[Start of Attachment]

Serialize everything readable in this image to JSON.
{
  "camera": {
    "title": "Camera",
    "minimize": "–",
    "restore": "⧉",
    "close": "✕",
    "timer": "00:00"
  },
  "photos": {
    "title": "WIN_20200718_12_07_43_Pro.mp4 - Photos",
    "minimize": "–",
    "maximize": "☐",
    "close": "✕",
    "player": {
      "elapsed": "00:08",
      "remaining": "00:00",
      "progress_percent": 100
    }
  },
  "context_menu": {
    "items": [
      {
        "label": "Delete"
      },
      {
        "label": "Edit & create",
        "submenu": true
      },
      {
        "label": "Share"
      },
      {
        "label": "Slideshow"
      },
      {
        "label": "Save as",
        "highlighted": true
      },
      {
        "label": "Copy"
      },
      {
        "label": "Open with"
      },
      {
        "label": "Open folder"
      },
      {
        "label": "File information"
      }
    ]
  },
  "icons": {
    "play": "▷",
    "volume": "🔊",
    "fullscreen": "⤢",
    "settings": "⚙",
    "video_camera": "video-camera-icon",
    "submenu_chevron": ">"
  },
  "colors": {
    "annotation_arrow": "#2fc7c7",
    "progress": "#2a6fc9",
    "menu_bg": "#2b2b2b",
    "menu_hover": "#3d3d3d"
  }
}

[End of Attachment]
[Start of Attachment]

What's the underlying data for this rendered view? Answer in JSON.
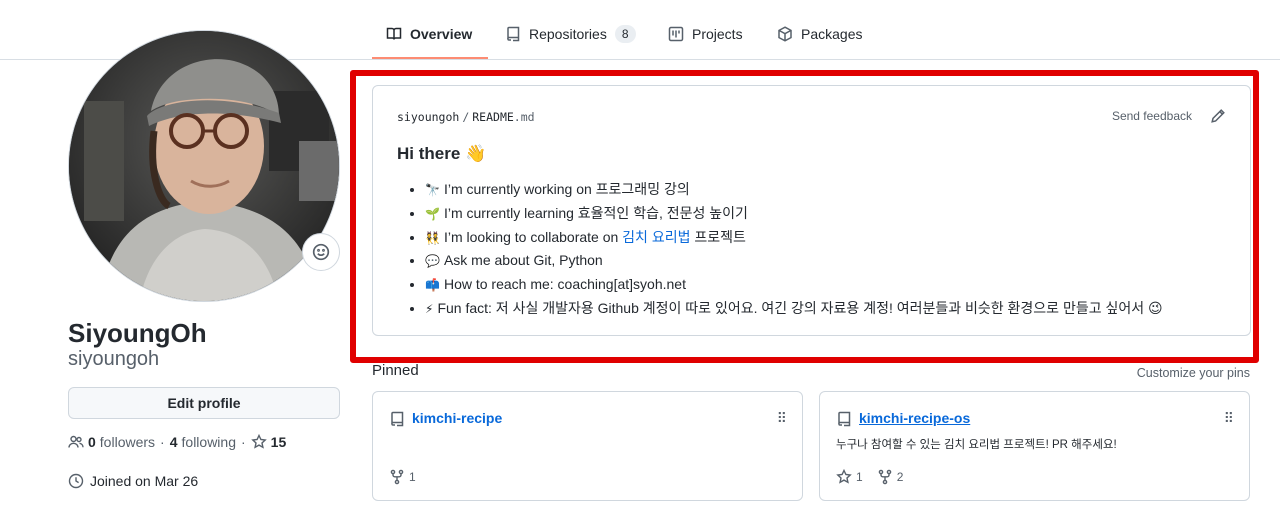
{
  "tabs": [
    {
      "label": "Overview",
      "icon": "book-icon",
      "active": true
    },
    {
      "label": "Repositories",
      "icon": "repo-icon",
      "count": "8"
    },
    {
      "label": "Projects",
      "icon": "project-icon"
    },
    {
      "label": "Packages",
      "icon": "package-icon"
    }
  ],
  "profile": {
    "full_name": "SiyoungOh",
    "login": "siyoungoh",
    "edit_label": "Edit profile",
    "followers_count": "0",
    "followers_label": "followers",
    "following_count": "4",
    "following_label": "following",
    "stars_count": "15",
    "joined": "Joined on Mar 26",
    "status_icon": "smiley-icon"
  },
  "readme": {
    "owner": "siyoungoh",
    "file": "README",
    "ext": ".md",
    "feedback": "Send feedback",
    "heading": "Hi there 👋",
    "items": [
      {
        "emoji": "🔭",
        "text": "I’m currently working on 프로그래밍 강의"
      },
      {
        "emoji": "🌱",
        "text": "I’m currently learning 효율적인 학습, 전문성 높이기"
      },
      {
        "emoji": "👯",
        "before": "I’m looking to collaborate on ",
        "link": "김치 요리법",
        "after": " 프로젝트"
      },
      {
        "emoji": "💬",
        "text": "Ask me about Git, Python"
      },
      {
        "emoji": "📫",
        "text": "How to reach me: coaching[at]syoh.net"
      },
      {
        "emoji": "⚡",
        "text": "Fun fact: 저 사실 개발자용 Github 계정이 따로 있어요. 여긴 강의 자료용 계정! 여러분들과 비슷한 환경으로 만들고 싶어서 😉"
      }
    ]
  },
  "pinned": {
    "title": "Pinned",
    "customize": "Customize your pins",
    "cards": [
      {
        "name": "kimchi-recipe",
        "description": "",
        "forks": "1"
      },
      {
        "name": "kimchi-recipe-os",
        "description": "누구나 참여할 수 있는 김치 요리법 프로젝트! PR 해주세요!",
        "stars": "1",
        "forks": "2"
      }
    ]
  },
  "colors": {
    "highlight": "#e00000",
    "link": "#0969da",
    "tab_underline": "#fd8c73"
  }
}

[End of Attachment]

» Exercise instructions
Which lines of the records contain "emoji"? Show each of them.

» Exercise answer
        "emoji": "🔭",
        "emoji": "🌱",
        "emoji": "👯",
        "emoji": "💬",
        "emoji": "📫",
        "emoji": "⚡",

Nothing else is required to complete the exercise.